Several media sources, including the BBC, covered the findings in Rome of an ancient auditorium 18 feet below one of Rome’s most-trafficked junctions. Italian archaeologists announced the discovery of a 900-seat arts center dating back to the second-century reign of Emperor Hadrian.
Archaeologists believe the structure was an arts center or auditorium, built by Hadrian where, beginning in 123 C.E., Roman noblemen gathered to hear rhetoricians, lawyers, and writers recite their works. According to the archaeologists running the excavation, Hadrian’s auditorium is the biggest find in Rome since the Forum was uncovered in the 1920s.
• 800 year-old skeletons unearthed in Cholula, Mexico
The skeletons were discovered as the archeologists supervised the installation of a new drain in an old neighborhood of Cholula, a city located 120 kilometers north of the Mexican capital. They were found buried just a few centimeters below a paved section of asphalt, said archeologist Ashuni Romero Butron, who added “fortunately they were not damaged by erosion before the paving.” He said most of the 12 skeletons are complete and laboratory analysis is ongoing.
• Judean temple found
Israeli archaeologists have uncovered a rare temple and religious figurines dating back to the Judaean period nearly 3,000 years ago. The discoveries were made at Tel Motza, outside Jerusalem, during archaeological work ahead of new highway construction in the area. Anna Eirikh, a director of the project, said the discoveries were rare evidence of religious practices outside Jerusalem in the Judaean period. The findings date to the 9th-10th century B.C.E.
• Death of a pharoah
Scans of the mummy of Ramses III reveal that his throat was slit. The pharaoh Ramses III ruled Egypt in the 12th century B.C.E. A plot by his wife to kill him in order to place her son on the throne is documented in an ancient papyrus, but the exact circumstances of Ramses’ death have been unclear. ”The big cut is in his throat, and it was very deep and large,” said Albert Zink, an anthropologist at the European Academy, who was involved in the research. ”It would have killed him immediately.” Zink and colleagues from Egypt, Italy and Germany, published their findings in the British Medical Journal. [Blogger’s note: so now we know the immediate cause of death, but we still don’t know who did the deed].
• 4,000 year-old spear heads found in Sinaloa, Mexico
Researchers have discovered 4,000-year-old spearheads and other artifacts at a site in the northwestern state of Sinaloa, according to Mexico’s National Institute of Anthropology and History.
Archaeologist Joel Santos Ramirez said that the find “will change the chronologies of the antiquity of human settlement in the northwest of the country.”

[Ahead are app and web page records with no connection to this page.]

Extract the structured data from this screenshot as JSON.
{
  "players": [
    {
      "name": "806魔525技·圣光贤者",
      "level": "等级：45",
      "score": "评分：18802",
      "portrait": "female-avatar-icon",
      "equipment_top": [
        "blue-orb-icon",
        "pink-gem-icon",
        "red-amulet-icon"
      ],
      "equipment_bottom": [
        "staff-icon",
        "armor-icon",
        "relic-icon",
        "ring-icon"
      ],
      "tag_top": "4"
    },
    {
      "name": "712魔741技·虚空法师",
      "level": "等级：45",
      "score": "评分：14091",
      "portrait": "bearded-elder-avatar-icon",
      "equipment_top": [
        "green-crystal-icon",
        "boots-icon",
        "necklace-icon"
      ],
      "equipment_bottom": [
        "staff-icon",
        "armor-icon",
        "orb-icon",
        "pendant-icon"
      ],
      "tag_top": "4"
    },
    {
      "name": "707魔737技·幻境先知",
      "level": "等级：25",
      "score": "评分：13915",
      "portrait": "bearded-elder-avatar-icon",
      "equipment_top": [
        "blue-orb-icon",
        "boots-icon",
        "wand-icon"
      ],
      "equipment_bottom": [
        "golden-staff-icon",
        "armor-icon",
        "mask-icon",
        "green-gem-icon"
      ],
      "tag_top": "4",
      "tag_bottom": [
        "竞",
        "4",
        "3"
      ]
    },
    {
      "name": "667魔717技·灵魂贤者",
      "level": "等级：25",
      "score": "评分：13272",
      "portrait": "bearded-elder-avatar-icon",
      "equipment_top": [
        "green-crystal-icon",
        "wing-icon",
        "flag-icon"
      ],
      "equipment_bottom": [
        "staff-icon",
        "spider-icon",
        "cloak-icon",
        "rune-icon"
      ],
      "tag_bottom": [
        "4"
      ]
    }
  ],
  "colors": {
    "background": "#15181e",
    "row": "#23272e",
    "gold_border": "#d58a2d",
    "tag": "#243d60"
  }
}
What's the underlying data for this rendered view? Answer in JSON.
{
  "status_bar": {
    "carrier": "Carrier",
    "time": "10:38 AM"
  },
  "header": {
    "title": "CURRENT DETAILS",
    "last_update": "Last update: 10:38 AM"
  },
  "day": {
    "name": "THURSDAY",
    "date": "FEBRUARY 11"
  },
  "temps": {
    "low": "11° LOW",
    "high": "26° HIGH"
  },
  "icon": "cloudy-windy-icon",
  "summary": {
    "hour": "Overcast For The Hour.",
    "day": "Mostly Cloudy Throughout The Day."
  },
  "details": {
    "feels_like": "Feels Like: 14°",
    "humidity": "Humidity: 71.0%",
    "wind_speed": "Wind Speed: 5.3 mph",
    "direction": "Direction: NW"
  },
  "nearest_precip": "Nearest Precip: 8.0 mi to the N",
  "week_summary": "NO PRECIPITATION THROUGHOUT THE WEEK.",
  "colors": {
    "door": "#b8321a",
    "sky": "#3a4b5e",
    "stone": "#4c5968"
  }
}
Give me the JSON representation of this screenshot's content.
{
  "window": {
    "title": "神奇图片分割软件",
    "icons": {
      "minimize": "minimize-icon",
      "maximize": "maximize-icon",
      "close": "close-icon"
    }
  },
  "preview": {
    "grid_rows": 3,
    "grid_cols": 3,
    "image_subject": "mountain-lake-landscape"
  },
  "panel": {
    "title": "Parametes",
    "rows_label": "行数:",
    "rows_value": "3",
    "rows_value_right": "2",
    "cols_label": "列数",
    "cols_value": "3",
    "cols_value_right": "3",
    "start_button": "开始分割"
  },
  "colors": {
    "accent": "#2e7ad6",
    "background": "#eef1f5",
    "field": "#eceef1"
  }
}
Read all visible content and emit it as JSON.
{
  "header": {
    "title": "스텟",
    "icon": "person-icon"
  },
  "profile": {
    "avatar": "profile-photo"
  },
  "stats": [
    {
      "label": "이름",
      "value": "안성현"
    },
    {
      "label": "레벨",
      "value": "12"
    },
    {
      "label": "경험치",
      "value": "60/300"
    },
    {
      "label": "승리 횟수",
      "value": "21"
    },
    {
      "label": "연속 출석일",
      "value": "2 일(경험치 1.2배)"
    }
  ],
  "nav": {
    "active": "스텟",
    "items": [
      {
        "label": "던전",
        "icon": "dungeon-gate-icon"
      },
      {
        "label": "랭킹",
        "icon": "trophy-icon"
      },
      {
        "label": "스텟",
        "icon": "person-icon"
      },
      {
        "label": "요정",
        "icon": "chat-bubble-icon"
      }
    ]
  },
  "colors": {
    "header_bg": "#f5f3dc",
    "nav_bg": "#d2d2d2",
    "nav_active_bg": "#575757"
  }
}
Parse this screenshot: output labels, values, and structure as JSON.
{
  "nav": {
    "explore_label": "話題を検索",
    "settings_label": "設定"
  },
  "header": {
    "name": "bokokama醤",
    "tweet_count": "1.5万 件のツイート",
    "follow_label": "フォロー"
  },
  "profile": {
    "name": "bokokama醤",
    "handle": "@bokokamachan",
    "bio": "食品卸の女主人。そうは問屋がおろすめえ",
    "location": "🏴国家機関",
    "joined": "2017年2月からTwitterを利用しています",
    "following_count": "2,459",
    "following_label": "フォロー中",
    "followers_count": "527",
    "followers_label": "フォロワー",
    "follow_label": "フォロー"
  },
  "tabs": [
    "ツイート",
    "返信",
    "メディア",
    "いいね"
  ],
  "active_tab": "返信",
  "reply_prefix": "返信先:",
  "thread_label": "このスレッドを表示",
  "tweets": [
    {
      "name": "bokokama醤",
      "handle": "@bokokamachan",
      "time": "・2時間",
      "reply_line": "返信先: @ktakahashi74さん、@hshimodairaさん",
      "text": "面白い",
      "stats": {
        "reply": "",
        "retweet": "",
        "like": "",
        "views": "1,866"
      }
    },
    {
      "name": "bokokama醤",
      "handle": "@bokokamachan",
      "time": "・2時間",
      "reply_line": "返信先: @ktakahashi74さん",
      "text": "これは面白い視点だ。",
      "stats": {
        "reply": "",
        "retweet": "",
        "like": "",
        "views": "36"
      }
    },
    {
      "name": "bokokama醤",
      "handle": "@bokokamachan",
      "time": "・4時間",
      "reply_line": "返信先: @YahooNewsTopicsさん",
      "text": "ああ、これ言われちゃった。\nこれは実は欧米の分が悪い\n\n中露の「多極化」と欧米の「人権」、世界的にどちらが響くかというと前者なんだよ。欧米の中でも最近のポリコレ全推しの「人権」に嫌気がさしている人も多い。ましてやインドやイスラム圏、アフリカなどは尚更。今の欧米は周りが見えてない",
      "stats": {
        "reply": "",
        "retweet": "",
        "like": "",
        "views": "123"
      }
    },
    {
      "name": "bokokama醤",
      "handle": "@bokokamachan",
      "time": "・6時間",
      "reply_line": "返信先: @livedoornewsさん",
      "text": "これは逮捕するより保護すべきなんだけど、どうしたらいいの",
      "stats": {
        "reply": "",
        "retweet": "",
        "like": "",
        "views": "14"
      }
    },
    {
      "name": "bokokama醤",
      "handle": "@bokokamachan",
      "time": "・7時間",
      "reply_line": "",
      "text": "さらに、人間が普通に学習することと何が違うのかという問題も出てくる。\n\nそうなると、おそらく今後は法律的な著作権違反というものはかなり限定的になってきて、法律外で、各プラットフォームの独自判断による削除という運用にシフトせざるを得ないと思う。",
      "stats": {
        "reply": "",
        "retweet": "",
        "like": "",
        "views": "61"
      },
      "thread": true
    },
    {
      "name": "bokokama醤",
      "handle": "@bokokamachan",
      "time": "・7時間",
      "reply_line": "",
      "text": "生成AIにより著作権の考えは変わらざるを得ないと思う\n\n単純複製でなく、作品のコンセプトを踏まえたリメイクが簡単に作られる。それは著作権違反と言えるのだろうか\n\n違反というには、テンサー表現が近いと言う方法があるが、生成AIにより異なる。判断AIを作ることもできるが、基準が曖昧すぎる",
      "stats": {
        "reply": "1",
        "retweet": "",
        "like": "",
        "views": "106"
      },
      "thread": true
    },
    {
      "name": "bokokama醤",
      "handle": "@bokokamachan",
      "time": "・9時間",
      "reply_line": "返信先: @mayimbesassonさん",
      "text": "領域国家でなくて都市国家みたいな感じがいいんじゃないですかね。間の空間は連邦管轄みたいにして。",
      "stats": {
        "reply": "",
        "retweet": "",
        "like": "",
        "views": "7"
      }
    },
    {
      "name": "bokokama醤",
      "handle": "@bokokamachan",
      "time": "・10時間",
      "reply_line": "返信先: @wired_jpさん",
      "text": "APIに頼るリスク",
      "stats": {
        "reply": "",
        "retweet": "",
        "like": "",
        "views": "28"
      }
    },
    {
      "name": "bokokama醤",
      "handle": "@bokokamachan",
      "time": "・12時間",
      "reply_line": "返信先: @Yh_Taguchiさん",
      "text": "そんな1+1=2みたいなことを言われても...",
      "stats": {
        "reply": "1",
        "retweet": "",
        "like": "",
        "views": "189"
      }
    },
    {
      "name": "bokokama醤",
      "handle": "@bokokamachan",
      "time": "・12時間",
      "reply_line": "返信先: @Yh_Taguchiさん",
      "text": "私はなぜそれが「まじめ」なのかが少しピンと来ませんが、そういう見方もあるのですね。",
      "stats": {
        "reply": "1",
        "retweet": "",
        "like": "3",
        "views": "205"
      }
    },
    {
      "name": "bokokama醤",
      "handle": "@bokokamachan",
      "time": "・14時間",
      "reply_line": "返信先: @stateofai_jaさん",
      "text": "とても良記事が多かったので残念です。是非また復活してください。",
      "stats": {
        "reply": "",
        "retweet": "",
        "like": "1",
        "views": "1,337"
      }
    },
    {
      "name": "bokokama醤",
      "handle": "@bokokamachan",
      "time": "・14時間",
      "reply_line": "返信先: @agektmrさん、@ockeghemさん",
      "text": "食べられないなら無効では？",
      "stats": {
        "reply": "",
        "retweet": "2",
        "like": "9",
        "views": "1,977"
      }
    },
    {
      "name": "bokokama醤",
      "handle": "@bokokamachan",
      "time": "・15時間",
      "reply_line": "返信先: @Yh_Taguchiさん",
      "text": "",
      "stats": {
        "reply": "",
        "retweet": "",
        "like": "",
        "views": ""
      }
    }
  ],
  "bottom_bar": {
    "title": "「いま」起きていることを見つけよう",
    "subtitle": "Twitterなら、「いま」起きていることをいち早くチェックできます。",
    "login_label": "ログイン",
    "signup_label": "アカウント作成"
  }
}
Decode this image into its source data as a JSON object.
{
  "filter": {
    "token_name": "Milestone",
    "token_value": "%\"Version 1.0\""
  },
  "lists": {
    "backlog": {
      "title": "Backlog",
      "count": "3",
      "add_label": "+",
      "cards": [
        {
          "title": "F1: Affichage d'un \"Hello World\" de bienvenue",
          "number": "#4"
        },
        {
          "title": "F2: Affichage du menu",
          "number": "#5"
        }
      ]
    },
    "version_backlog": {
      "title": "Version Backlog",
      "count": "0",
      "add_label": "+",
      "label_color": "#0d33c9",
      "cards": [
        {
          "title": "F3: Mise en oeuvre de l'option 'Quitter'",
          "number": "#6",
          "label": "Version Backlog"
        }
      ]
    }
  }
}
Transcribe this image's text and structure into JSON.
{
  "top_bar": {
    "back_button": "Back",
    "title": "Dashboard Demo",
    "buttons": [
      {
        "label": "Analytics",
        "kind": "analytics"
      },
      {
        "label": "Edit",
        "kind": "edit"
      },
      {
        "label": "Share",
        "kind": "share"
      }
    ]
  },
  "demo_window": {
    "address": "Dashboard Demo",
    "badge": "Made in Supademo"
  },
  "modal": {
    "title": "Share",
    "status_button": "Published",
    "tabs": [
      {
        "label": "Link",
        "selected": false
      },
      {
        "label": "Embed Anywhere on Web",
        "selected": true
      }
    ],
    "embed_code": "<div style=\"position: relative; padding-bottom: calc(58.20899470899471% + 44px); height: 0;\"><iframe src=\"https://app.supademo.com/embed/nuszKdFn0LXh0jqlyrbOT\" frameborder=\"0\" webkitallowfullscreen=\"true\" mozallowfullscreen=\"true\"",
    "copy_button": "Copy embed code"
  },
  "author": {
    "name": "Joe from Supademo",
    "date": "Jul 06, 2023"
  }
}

Paabo has found that many people today carry within their DNA about 3 to 5 percent in common with Neanderthals. Paabo says it is important to learn more about Neanderthal DNA to reveal the differences between us and them, differences that have seen modern humans survive and thrive over the millennia while Neanderthals have become extinct.
He is quoted as saying: “I really hope that over the next 10 years we will understand much more of those things that set us apart. Which changes in our genome made human culture and technology possible? And allowed us to expand and become 7, 8, 9 billion people and spread all over the world?”
• In memoriam
Glenys Lloyd-Morgan died at the age of 67 years after a career devoted to the understanding of Roman archaeology. She graduated from the archaeology department at Birmingham University in 1970 with a dissertation on Roman mirrors. In 1975, she joined the Grosvenor Museum, Chester, where she catalogued collections and did re-enactments as a Roman lady. Later, she became a finds consultant specializing in Roman artifacts. She was made a fellow of the Society of Antiquaries in 1979.